Final verses: John Updike's last words
John Updike’s death in January left a giant hole in my reading life. He chronicled American culture during my lifetime in a way that I always found lucid and smart. He seemed to know about everything, from Søren Kierkegaard to Ted Williams. And I simply loved the way he wrote.
Updike was so productive that it seemed like there was always a new book of his to add to one’s reading list. When the New Yorker arrived, I immediately scanned the contents to see if Updike had contributed an essay or review. His literary criticism was consistently sharp and more often than not polite. Updike was a gentleman.
I came to love his poetry, too, when I discovered Facing Nature, which includes a poem written when he turned 50 and confronted reminders of his own mortality. Hurtling down a ski slope on the last day of his 49th year, Updike notes his “knees a-tremble” and remembers how he used to amaze his little children with his skiing. “Now, my heavy body swings to face the valley / and feels the gut pull of steep maturity.”
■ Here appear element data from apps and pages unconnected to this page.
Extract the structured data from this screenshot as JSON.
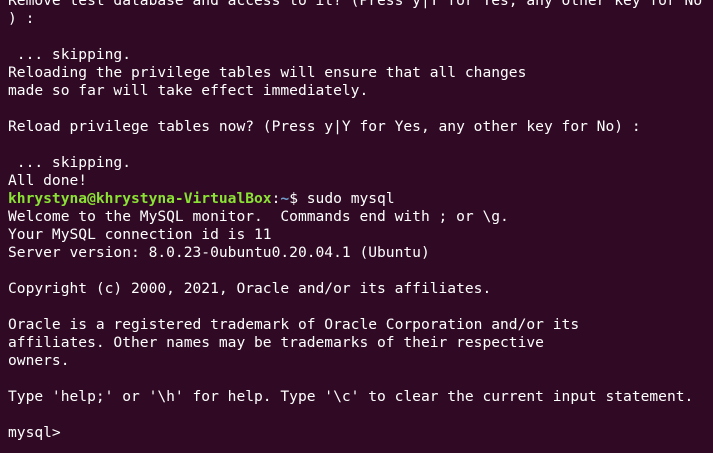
{
  "terminal": {
    "colors": {
      "background": "#300a24",
      "text": "#ffffff",
      "prompt_user": "#8ae234",
      "prompt_path": "#729fcf"
    },
    "lines": {
      "l01": "Remove test database and access to it? (Press y|Y for Yes, any other key for No",
      "l02": ") :",
      "l03": "",
      "l04": " ... skipping.",
      "l05": "Reloading the privilege tables will ensure that all changes",
      "l06": "made so far will take effect immediately.",
      "l07": "",
      "l08": "Reload privilege tables now? (Press y|Y for Yes, any other key for No) :",
      "l09": "",
      "l10": " ... skipping.",
      "l11": "All done!",
      "l13": "Welcome to the MySQL monitor.  Commands end with ; or \\g.",
      "l14": "Your MySQL connection id is 11",
      "l15": "Server version: 8.0.23-0ubuntu0.20.04.1 (Ubuntu)",
      "l16": "",
      "l17": "Copyright (c) 2000, 2021, Oracle and/or its affiliates.",
      "l18": "",
      "l19": "Oracle is a registered trademark of Oracle Corporation and/or its",
      "l20": "affiliates. Other names may be trademarks of their respective",
      "l21": "owners.",
      "l22": "",
      "l23": "Type 'help;' or '\\h' for help. Type '\\c' to clear the current input statement.",
      "l24": ""
    },
    "shell_prompt": {
      "user_host": "khrystyna@khrystyna-VirtualBox",
      "separator": ":",
      "path": "~",
      "symbol": "$ ",
      "command": "sudo mysql"
    },
    "mysql_prompt": "mysql> "
  }
}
The passing of time was a consistent theme for Updike, voiced in ways that are reminiscent of Psalm 90, with its reminder that our days are “like grass that is renewed in the morning—in the evening it fades and withers.” In “Long Shadow,” Updike asks, “Why do we love them, these last days of something / Like summer . . . though frost has flattened the morning grass? / They tell us we shall live forever.”
The poems he wrote in his last years are extraordinary reflections on aging and death. “Age I must, but die I would rather not.” In November 2008, when he was diagnosed with cancer, he wrote: “A wake-up call? It seems that death had found the portals it will enter by, my lungs.”
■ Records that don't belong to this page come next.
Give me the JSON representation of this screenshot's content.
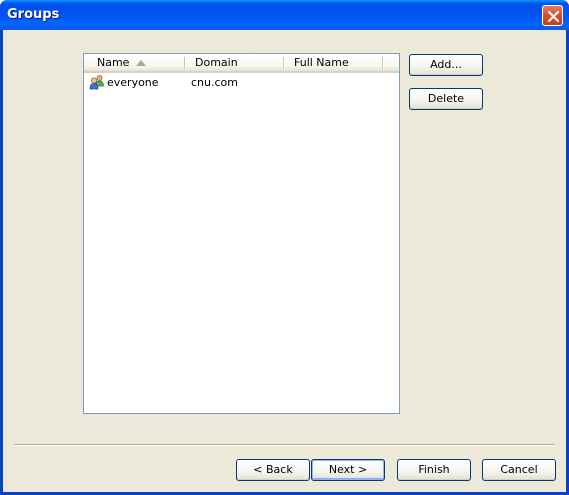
{
  "window": {
    "title": "Groups"
  },
  "list": {
    "columns": [
      "Name",
      "Domain",
      "Full Name"
    ],
    "sort_column": "Name",
    "sort_direction": "ascending",
    "rows": [
      {
        "name": "everyone",
        "domain": "cnu.com",
        "full_name": "",
        "icon": "group-icon"
      }
    ]
  },
  "buttons": {
    "add": "Add...",
    "delete": "Delete",
    "back": "< Back",
    "next": "Next >",
    "finish": "Finish",
    "cancel": "Cancel"
  },
  "colors": {
    "titlebar": "#0053ee",
    "dialog_background": "#ece9d8",
    "close_button": "#d6502c"
  }
}
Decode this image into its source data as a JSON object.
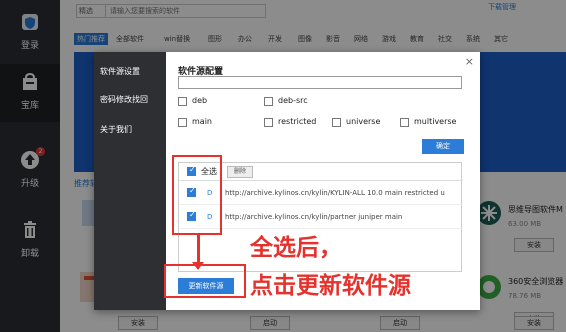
{
  "sidebar": {
    "items": [
      {
        "label": "登录",
        "icon": "shield-icon"
      },
      {
        "label": "宝库",
        "icon": "store-icon"
      },
      {
        "label": "升级",
        "icon": "upgrade-icon",
        "badge": "2"
      },
      {
        "label": "卸载",
        "icon": "trash-icon"
      }
    ]
  },
  "topbar": {
    "select_value": "精选",
    "search_placeholder": "请输入您要搜索的软件",
    "download_manager": "下载管理"
  },
  "categories": [
    "热门推荐",
    "全部软件",
    "win替换",
    "图形",
    "办公",
    "开发",
    "图像",
    "影音",
    "网络",
    "游戏",
    "教育",
    "社交",
    "系统",
    "其它"
  ],
  "background": {
    "recommend_title": "推荐软",
    "apps": [
      {
        "name": "思维导图软件M",
        "size": "63.00 MB",
        "button": "安装"
      },
      {
        "name": "360安全浏览器",
        "size": "78.76 MB",
        "button": "安装"
      }
    ],
    "bottom_buttons": [
      "安装",
      "启动",
      "启动",
      "安装"
    ]
  },
  "dialog": {
    "nav": [
      "软件源设置",
      "密码修改找回",
      "关于我们"
    ],
    "title": "软件源配置",
    "close": "×",
    "options": [
      {
        "label": "deb",
        "checked": false
      },
      {
        "label": "deb-src",
        "checked": false
      },
      {
        "label": "main",
        "checked": false
      },
      {
        "label": "restricted",
        "checked": false
      },
      {
        "label": "universe",
        "checked": false
      },
      {
        "label": "multiverse",
        "checked": false
      }
    ],
    "confirm": "确定",
    "select_all": "全选",
    "delete": "删除",
    "sources": [
      {
        "flag": "D",
        "url": "http://archive.kylinos.cn/kylin/KYLIN-ALL 10.0 main restricted u"
      },
      {
        "flag": "D",
        "url": "http://archive.kylinos.cn/kylin/partner juniper main"
      }
    ],
    "update": "更新软件源"
  },
  "annotation": {
    "line1": "全选后，",
    "line2": "点击更新软件源"
  },
  "colors": {
    "accent": "#2b7dd8",
    "highlight": "#e5322d",
    "sidebar": "#2d2f33"
  }
}
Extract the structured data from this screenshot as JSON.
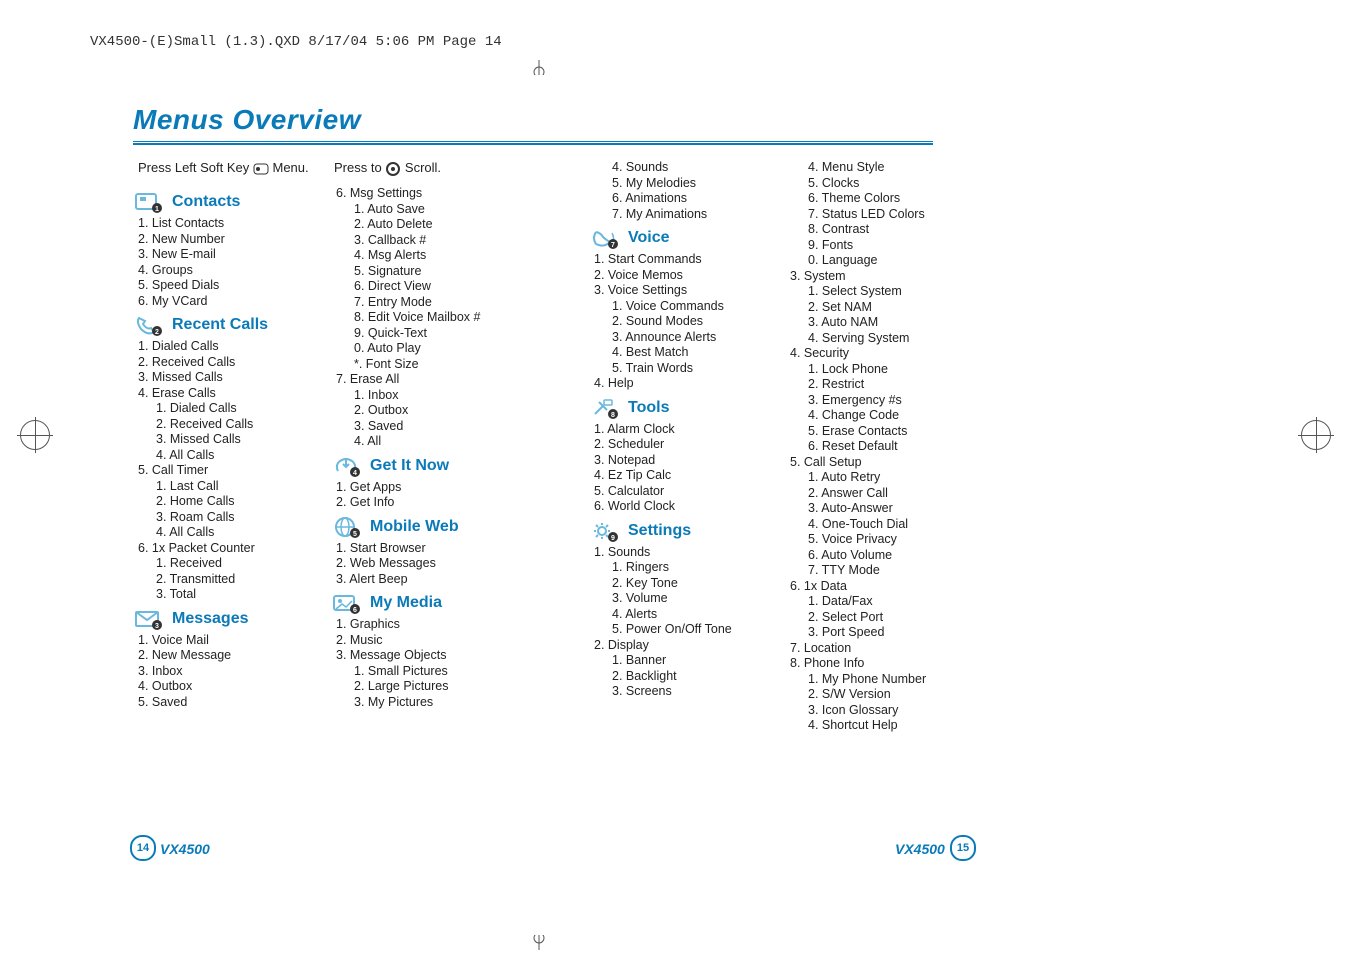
{
  "meta": {
    "header": "VX4500-(E)Small (1.3).QXD  8/17/04  5:06 PM  Page 14"
  },
  "title": "Menus Overview",
  "instructions": {
    "left": {
      "pre": "Press Left Soft Key ",
      "post": " Menu."
    },
    "right": {
      "pre": "Press to ",
      "post": " Scroll."
    }
  },
  "sections": {
    "contacts": {
      "label": "Contacts",
      "items": [
        "1. List Contacts",
        "2. New Number",
        "3. New E-mail",
        "4. Groups",
        "5. Speed Dials",
        "6. My VCard"
      ]
    },
    "recent": {
      "label": "Recent Calls",
      "items": [
        "1. Dialed Calls",
        "2. Received Calls",
        "3. Missed Calls",
        "4. Erase Calls"
      ],
      "erase_sub": [
        "1. Dialed Calls",
        "2. Received Calls",
        "3. Missed Calls",
        "4. All Calls"
      ],
      "timer_label": "5. Call Timer",
      "timer_sub": [
        "1. Last Call",
        "2. Home Calls",
        "3. Roam Calls",
        "4. All Calls"
      ],
      "packet_label": "6. 1x Packet Counter",
      "packet_sub": [
        "1. Received",
        "2. Transmitted",
        "3. Total"
      ]
    },
    "messages": {
      "label": "Messages",
      "items": [
        "1. Voice Mail",
        "2. New Message",
        "3. Inbox",
        "4. Outbox",
        "5. Saved"
      ]
    },
    "msgcont": {
      "settings_label": "6. Msg Settings",
      "settings_sub": [
        "1. Auto Save",
        "2. Auto Delete",
        "3. Callback #",
        "4. Msg Alerts",
        "5. Signature",
        "6. Direct View",
        "7. Entry Mode",
        "8. Edit Voice Mailbox #",
        "9. Quick-Text",
        "0. Auto Play",
        "*. Font Size"
      ],
      "erase_label": "7. Erase All",
      "erase_sub": [
        "1. Inbox",
        "2. Outbox",
        "3. Saved",
        "4. All"
      ]
    },
    "getitnow": {
      "label": "Get It Now",
      "items": [
        "1. Get Apps",
        "2. Get Info"
      ]
    },
    "mobileweb": {
      "label": "Mobile Web",
      "items": [
        "1. Start Browser",
        "2. Web Messages",
        "3. Alert Beep"
      ]
    },
    "mymedia": {
      "label": "My Media",
      "items": [
        "1. Graphics",
        "2. Music",
        "3. Message Objects"
      ],
      "msgobj_sub": [
        "1. Small Pictures",
        "2. Large Pictures",
        "3. My Pictures"
      ]
    },
    "mymedia_cont": [
      "4. Sounds",
      "5. My Melodies",
      "6. Animations",
      "7. My Animations"
    ],
    "voice": {
      "label": "Voice",
      "items": [
        "1. Start Commands",
        "2. Voice Memos",
        "3. Voice Settings"
      ],
      "settings_sub": [
        "1. Voice Commands",
        "2. Sound Modes",
        "3. Announce Alerts",
        "4. Best Match",
        "5. Train Words"
      ],
      "help": "4. Help"
    },
    "tools": {
      "label": "Tools",
      "items": [
        "1. Alarm Clock",
        "2. Scheduler",
        "3. Notepad",
        "4. Ez Tip Calc",
        "5. Calculator",
        "6. World Clock"
      ]
    },
    "settings": {
      "label": "Settings",
      "sounds_label": "1. Sounds",
      "sounds_sub": [
        "1. Ringers",
        "2. Key Tone",
        "3. Volume",
        "4. Alerts",
        "5. Power On/Off Tone"
      ],
      "display_label": "2. Display",
      "display_sub": [
        "1. Banner",
        "2. Backlight",
        "3. Screens"
      ]
    },
    "settings_cont": {
      "display_more": [
        "4. Menu Style",
        "5. Clocks",
        "6. Theme Colors",
        "7. Status LED Colors",
        "8. Contrast",
        "9. Fonts",
        "0. Language"
      ],
      "system_label": "3. System",
      "system_sub": [
        "1. Select System",
        "2. Set NAM",
        "3. Auto NAM",
        "4. Serving System"
      ],
      "security_label": "4. Security",
      "security_sub": [
        "1. Lock Phone",
        "2. Restrict",
        "3. Emergency #s",
        "4. Change Code",
        "5. Erase Contacts",
        "6. Reset Default"
      ],
      "callsetup_label": "5. Call Setup",
      "callsetup_sub": [
        "1. Auto Retry",
        "2. Answer Call",
        "3. Auto-Answer",
        "4. One-Touch Dial",
        "5. Voice Privacy",
        "6. Auto Volume",
        "7. TTY Mode"
      ],
      "data_label": "6. 1x Data",
      "data_sub": [
        "1. Data/Fax",
        "2. Select Port",
        "3. Port Speed"
      ],
      "location_label": "7. Location",
      "phoneinfo_label": "8. Phone Info",
      "phoneinfo_sub": [
        "1. My Phone Number",
        "2. S/W Version",
        "3. Icon Glossary",
        "4. Shortcut Help"
      ]
    }
  },
  "footer": {
    "page_left": "14",
    "page_right": "15",
    "model": "VX4500"
  }
}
Updike continued to write poetry until a few weeks before his death—poems about deceased friends, CAT scans, needle biopsies, the city outside the hospital window, and visitors. “A clergyman—those comical purveyors / of what makes sense to just the terrified— / has phoned me, and I loved him, bless his hide.”
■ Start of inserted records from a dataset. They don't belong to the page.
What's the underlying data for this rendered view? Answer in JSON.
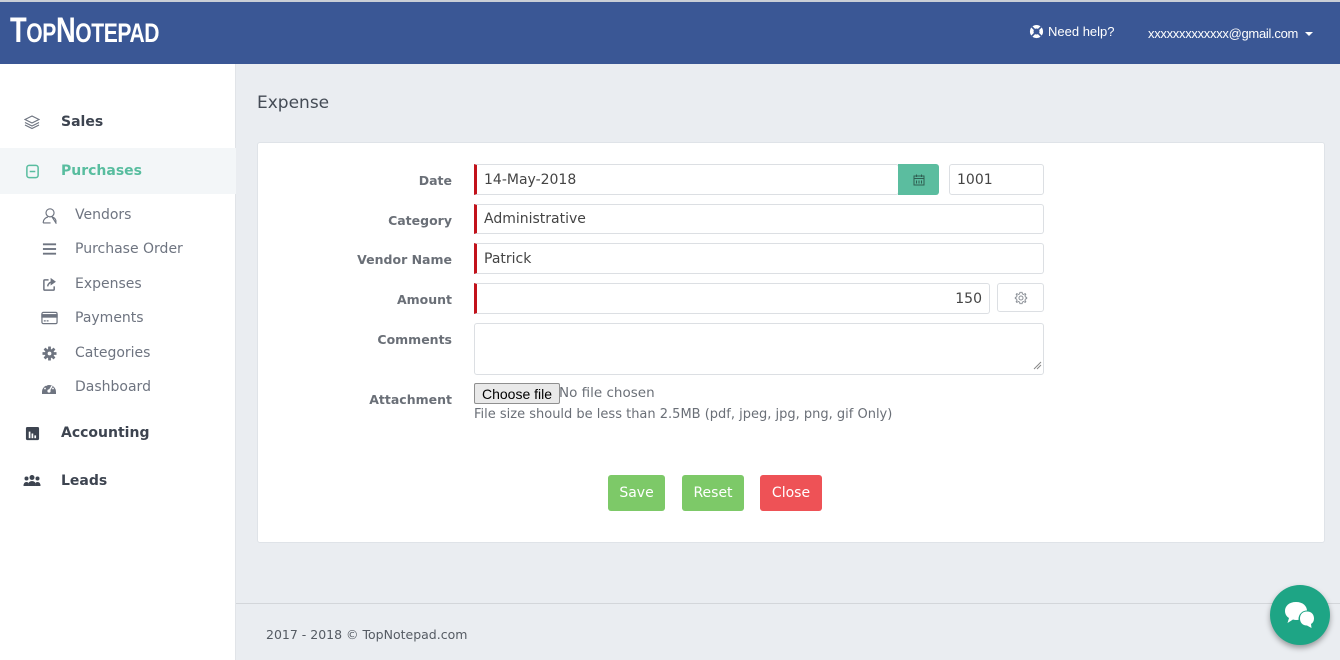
{
  "header": {
    "logo": {
      "part1": "T",
      "part2": "OP",
      "part3": "N",
      "part4": "OTEPAD"
    },
    "help_label": "Need help?",
    "user_email": "xxxxxxxxxxxxx@gmail.com"
  },
  "sidebar": {
    "sales": "Sales",
    "purchases": "Purchases",
    "sub_items": [
      "Vendors",
      "Purchase Order",
      "Expenses",
      "Payments",
      "Categories",
      "Dashboard"
    ],
    "accounting": "Accounting",
    "leads": "Leads"
  },
  "page": {
    "title": "Expense"
  },
  "form": {
    "date": {
      "label": "Date",
      "value": "14-May-2018"
    },
    "number": {
      "value": "1001"
    },
    "category": {
      "label": "Category",
      "value": "Administrative"
    },
    "vendor": {
      "label": "Vendor Name",
      "value": "Patrick"
    },
    "amount": {
      "label": "Amount",
      "value": "150"
    },
    "comments": {
      "label": "Comments",
      "value": ""
    },
    "attachment": {
      "label": "Attachment",
      "button": "Choose file",
      "status": "No file chosen",
      "hint": "File size should be less than 2.5MB (pdf, jpeg, jpg, png, gif Only)"
    }
  },
  "actions": {
    "save": "Save",
    "reset": "Reset",
    "close": "Close"
  },
  "footer": {
    "copyright": "2017 - 2018 © TopNotepad.com"
  },
  "colors": {
    "header": "#3a5795",
    "accent": "#58bd9f",
    "required": "#c2121b",
    "save": "#7dc968",
    "close": "#ee5256",
    "chat": "#1ea585"
  }
}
In “Fine Points”—a poem included in Endpoint and Other Poems—Updike remembers going to Sunday school and not believing the stories about desert shepherds in scratchy robes, Israel’s defeats, the Temple. “Yet Jews kept faith / and passed the prayers.” The poem’s last words express, I think, his credo: “The tongue reposes in papyrus pleas, / saying, Surely—magnificent, that ‘surely’— / goodness and mercy shall follow me all / the days of my life, my life, forever.”